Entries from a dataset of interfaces
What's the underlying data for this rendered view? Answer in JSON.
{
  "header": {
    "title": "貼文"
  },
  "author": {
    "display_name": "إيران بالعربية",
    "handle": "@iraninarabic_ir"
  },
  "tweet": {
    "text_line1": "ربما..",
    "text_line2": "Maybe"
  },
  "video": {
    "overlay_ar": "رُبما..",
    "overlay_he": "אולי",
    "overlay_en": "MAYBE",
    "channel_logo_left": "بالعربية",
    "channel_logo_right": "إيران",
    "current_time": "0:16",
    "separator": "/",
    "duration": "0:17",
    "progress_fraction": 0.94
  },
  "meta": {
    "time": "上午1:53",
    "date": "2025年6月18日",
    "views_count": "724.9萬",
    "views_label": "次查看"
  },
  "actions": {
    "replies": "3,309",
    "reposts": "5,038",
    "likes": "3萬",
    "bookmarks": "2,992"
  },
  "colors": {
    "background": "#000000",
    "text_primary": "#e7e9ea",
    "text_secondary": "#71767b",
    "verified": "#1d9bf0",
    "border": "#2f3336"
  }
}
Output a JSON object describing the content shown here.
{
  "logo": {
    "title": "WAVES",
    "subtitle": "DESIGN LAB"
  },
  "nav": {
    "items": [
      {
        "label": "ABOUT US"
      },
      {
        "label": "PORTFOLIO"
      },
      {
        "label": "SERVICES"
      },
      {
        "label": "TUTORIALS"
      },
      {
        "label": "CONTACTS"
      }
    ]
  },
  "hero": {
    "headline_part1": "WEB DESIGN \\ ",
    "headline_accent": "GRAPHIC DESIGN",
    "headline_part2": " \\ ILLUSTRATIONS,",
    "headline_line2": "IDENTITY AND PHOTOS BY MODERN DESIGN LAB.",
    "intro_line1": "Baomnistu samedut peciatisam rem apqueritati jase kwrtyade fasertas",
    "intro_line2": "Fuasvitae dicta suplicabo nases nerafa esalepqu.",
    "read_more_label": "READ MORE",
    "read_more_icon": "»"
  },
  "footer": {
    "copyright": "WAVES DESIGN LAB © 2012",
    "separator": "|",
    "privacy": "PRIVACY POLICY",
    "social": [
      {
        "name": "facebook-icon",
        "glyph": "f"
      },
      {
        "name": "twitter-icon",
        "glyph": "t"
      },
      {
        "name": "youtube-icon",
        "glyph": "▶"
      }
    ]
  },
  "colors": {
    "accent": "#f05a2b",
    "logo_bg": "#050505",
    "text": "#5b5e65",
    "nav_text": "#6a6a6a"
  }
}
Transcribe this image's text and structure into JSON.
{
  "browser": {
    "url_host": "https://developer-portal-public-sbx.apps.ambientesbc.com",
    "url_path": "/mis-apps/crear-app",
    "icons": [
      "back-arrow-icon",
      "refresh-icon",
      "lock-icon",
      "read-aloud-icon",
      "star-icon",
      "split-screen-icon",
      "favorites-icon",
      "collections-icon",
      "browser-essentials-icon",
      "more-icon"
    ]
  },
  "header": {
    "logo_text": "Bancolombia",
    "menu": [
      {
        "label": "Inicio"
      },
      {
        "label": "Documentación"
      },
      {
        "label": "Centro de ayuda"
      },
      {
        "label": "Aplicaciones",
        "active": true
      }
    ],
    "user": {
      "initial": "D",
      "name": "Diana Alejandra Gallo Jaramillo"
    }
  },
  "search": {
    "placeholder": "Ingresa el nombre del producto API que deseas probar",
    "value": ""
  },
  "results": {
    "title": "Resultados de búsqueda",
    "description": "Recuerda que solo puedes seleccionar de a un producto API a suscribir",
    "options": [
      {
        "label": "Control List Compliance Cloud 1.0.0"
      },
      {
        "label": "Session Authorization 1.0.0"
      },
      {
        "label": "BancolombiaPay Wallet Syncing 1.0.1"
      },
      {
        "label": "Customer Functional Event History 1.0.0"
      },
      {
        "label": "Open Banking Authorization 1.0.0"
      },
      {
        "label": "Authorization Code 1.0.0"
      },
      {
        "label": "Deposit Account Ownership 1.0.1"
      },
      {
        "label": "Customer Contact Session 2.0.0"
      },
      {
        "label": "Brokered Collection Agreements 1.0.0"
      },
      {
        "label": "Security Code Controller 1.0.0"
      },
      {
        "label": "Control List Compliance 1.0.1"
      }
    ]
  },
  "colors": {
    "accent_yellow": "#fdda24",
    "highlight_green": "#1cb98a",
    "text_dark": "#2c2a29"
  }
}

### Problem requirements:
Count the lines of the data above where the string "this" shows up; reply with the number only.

### Your response:
2